What do Russians think of Animal Farm

Summary of Animal farm

Stalinism

Animal Farm is a parodic exaggeration, but the animal life on the farm follows the historical events in the early Soviet Union in an astonishing number of details. The rivalry between the two leading pigs, Snowball and Napoleon, is nothing more than a satirical retelling of the argument between Leon Trotsky and Stalin. Trotsky, Lenin's minister of war, was first isolated by his successor Joseph Stalin and his followers in the party, then expelled, banned and finally murdered in exile in 1940. Like the pig Napoleon, Stalin advocated "the development of socialism in one country" and used the intensification of the class struggle as a legitimation for repression. Certain forms of personality cult, such as the preference for gigantic monuments, are also typically Stalinist. There were also show trials in Russia like those on the animal farm, and the sheep instructed to bleat are reminiscent of Stalin's organized hurricane shouts. The Soviet Union took the form of a totalitarian regime even before World War II. The people suffered numerous famine in the years following the 1917 revolution. From 1936 to 1938 Stalin systematically killed the opponents of his regime in the so-called purges. Historians assume a total of 20-40 million victims who were exiled to the Soviet forced labor camps or murdered.

Emergence

Orwell wrote Animal Farm from November 1943 to February 1944, in the middle of World War II, when the Soviet Union was one of the allies of Great Britain and the USA against Hitler's Germany. As the author writes in his epilogue, he had the basic idea for the book as early as 1937. Orwell, like many socialists, was concerned with the question of why the revolution in Russia had obviously failed. Orwell worked for the BBC during the war and began writing the fable. The satirical attack against Stalin could not initially be published for a long time: The criticism of the ally Stalin was improper, so that the book only found a publisher after the war. Orwell wanted Animal Farm to be understood as a manifesto for freedom of expression, which in times of war is endangered by censorship and self-censorship. In his afterword on freedom of the press, he writes: "If freedom means anything, it means the right to tell people what they don't want to hear." For Orwell, intellectual independence was an essential part of defending democracy. As the epilogue goes on to say, his militant fairy tale was also directed against the prevailing public opinion, the so-called "orthodoxy", which forbade any criticism of the ally Soviet Russia. At that time, it was not only the political left who tended to suppress the negative developments in the Soviet Union or to relativize them in view of the simultaneous horrors of fascism. Reverence for the military prowess of the Soviet Union was also widespread in Britain during the war.

Impact history

What the thinker Orwell, always striving for independence, had foreseen happened: shortly after the end of the Second World War, criticism of Stalin became opportune and anti-communism itself became the "ruling orthodoxy". The wind had turned, and Orwell's fable, which was still banned from publication during wartime, became a popular teaching text in the West. Even today, Animal Farm is widely read in school, as the book conveys political understanding in simple language. The story is one of the most famous works of the 20th century. In the communist states, the book was banned until the fall of the Iron Curtain around 1990.

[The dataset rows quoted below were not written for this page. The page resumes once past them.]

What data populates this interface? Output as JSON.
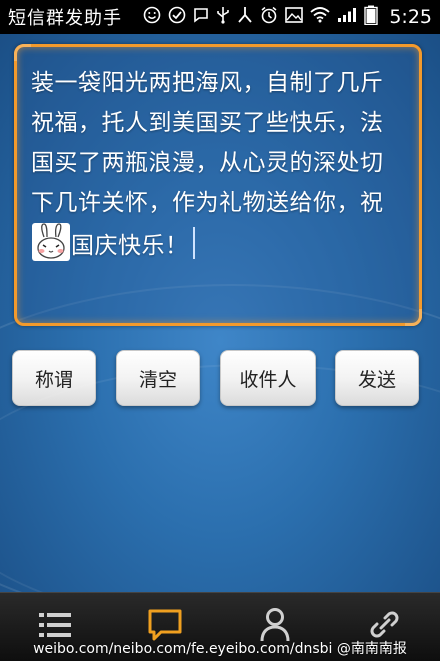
{
  "status_bar": {
    "app_title": "短信群发助手",
    "clock": "5:25",
    "icons": [
      "smiley-icon",
      "check-circle-icon",
      "chat-icon",
      "usb-icon",
      "share-icon",
      "alarm-icon",
      "picture-icon",
      "wifi-icon",
      "signal-icon",
      "battery-icon"
    ]
  },
  "message": {
    "text_before_emoticon": "装一袋阳光两把海风，自制了几斤祝福，托人到美国买了些快乐，法国买了两瓶浪漫，从心灵的深处切下几许关怀，作为礼物送给你，祝",
    "text_after_emoticon": "国庆快乐！"
  },
  "buttons": {
    "title_label": "称谓",
    "clear_label": "清空",
    "recipient_label": "收件人",
    "send_label": "发送"
  },
  "bottom_nav": {
    "items": [
      "list-icon",
      "message-icon",
      "contact-icon",
      "link-icon"
    ],
    "active_color": "#f0a020"
  },
  "watermark": {
    "text": "weibo.com/neibo.com/fe.eyeibo.com/dnsbi @南南南报"
  },
  "colors": {
    "accent": "#f39a2c",
    "background": "#2b6fae"
  }
}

1954 was filmed in an animated version of Animal Farm in Great Britain by John Halas and Joy Batcheler. The authors freely recounted Orwell's story, but they continued the tightrope walk between children's fairy tales and political horror. The lack of a happy ending did not fail to shock many children, and the film is still shown today to illustrate reading in schools.

In England, Animal Farm was also staged in a dramatization by Peter Hall in 1984. After the fall of the Soviet Union, director John Stephenson dared to make another film adaptation for American television in 1999. In the animated film, the farm residents are realistic, three-dimensional animal figures that Hollywood actors like Peter Ustinov lend their voices. The film has been criticized because, contrary to the literary model, it adds a happy ending: the reign of terror of the pigs is overthrown and the animal farm is taken over by a new, ideal super family.